  • Brunson was accused of links to Kurdish militants and a US-based Muslim cleric whom Turkey blames for a failed coup in 2016

VIRGINIA BEACH: The American pastor recently released after two years of confinement in Turkey said on Friday that he suffered a breakdown during his time in prison and was put on anti-anxiety medication.
Andrew Brunson said he was deprived of books — even a Bible — for long stretches of time. For eight months, he spent 24 hours a day with more than 20 men in a cell designed for eight.
But the worst of it, he said, was the uncertainty. The pastor who had led a small congregation faced the possibility of life in a Turkish prison if convicted on charges of terrorism and related counts, accusations he still calls “ridiculous.”
“I didn’t do very well,” Brunson said of living in the crowded prison cell. “It was very high stress, and I was sleeping three to four hours maximum a day. And I was really struggling a great deal. I didn’t know how long this would continue. I didn’t know why I was in prison.”
He added: “I really had a breakdown emotionally. And I received medication for anxiety because I was just a basket case.”
Sitting next to his wife, Norine, Brunson spoke inside the Virginia Beach headquarters of the Christian Broadcasting Network after an interview on “The 700 Club,” among other CBN shows. The network closely followed his ordeal, which became a cause celebre for evangelical Christians as well as President Donald Trump.
Earlier this month, Brunson was convicted in Turkey and sentenced to more than three years in prison. But he was freed and allowed to leave for the two years he had already spent in custody. For the past few months, he had been on house arrest.
Brunson was accused of links to Kurdish militants and a US-based Muslim cleric whom Turkey blames for a failed coup in 2016.
Upon his return, Brunson, 50, visited the White House and placed his hand on Trump’s shoulder in prayer before asking God to provide the president “supernatural wisdom to accomplish all the plans you have for this country and for him.”
Trump was insistent on Brunson’s release without conditions. And the president maintained there was no deal for Brunson’s freedom.
Brunson said on Friday that he was unaware of any deals. And he pointed out that Turkish President Recep Tayyip Erdogan had previously suggested trading Brunson for Pennsylvania-based Muslim cleric, Fethullah Gulen, who is accused by Turkey of engineering a failed coup in 2016. The swap was never made.
The Brunsons, who spent 25 years in Turkey, said they still love the country but cannot return any time soon.

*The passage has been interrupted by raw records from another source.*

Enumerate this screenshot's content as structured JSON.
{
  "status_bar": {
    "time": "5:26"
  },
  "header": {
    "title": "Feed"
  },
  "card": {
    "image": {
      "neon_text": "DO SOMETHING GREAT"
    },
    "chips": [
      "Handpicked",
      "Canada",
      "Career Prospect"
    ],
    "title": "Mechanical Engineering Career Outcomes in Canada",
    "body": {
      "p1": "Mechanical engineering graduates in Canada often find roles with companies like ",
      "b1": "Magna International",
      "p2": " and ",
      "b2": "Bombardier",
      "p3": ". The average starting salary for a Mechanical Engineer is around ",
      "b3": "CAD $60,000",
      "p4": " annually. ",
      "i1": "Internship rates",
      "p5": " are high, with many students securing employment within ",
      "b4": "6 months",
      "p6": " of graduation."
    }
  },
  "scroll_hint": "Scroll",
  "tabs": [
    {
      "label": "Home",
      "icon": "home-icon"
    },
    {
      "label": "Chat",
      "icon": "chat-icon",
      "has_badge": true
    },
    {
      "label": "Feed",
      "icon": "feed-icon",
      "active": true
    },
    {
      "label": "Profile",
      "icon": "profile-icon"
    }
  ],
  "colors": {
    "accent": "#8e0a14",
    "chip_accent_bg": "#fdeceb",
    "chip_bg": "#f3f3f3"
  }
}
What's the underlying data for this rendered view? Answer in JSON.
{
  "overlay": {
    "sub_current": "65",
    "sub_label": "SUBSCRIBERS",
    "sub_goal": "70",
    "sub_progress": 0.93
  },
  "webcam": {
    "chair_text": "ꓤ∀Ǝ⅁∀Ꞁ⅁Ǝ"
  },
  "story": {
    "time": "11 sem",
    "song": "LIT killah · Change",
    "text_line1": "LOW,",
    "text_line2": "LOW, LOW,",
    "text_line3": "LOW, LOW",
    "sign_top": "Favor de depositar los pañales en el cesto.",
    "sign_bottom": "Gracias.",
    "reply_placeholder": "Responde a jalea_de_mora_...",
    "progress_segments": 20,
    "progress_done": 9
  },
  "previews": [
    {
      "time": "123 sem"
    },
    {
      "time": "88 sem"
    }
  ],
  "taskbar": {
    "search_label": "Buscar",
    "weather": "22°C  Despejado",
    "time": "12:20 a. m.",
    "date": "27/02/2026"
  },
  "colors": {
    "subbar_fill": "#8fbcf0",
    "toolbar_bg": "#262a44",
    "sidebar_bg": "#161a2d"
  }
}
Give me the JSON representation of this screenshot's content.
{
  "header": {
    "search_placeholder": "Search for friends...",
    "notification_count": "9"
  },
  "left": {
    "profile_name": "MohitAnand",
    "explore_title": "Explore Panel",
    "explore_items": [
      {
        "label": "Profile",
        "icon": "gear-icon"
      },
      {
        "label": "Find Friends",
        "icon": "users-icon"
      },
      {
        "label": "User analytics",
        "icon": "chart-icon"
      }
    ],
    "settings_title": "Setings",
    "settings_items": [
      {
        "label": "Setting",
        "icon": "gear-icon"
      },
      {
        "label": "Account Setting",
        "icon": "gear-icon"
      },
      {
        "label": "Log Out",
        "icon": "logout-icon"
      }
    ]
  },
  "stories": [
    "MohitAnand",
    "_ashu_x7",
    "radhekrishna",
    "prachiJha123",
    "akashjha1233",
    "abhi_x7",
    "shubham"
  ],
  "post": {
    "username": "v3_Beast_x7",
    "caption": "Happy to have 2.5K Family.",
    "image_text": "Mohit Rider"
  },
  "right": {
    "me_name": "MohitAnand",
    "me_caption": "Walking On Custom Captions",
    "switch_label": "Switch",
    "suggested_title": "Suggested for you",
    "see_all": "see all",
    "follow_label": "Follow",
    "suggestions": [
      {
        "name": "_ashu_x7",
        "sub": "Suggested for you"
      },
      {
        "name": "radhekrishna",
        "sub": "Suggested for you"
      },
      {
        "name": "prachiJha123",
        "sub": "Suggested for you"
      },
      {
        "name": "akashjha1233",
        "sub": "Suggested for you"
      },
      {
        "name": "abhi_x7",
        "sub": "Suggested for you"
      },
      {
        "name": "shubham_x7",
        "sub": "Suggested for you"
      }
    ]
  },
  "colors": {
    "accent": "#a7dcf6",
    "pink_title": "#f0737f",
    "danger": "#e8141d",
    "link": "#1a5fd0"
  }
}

They said they do not know what is next, but they view their ordeal as part of God’s plan.
“We haven’t done anything great,” Brunson said. “But for so many people in so many countries to be praying for us, this is something that God did. It was not just to bless me. He’s using that to bless Turkey.”
In the meantime, the couple is still recovering from the past two years, which included Norine Brunson’s arrest with her husband and the two weeks she spent with him in prison.
She was released and allowed to stay in the country while he was shipped around to various prisons. Their children, then ages 15, 18 and 21, were in the US and have remained there.
The Brunsons said they still do not know why the Turkish government made its accusations. Their missionary work was legal and out in the open for more than two decades.
But they said they were American Christians, who are viewed with suspicion in Turkey. And they were there after the failed coup.
Brunson said Turkish authorities never offered any proof to support the charges — no emails, no social media postings or recordings.
But people the Brunsons had known testified against him. It is something the pastor is still processing.
“It’s not an option not to forgive; we are required to as Christians,” Brunson said. “Is it easy? No. But God forgave me. As I get emotions that come back, I say, ‘I forgive.’”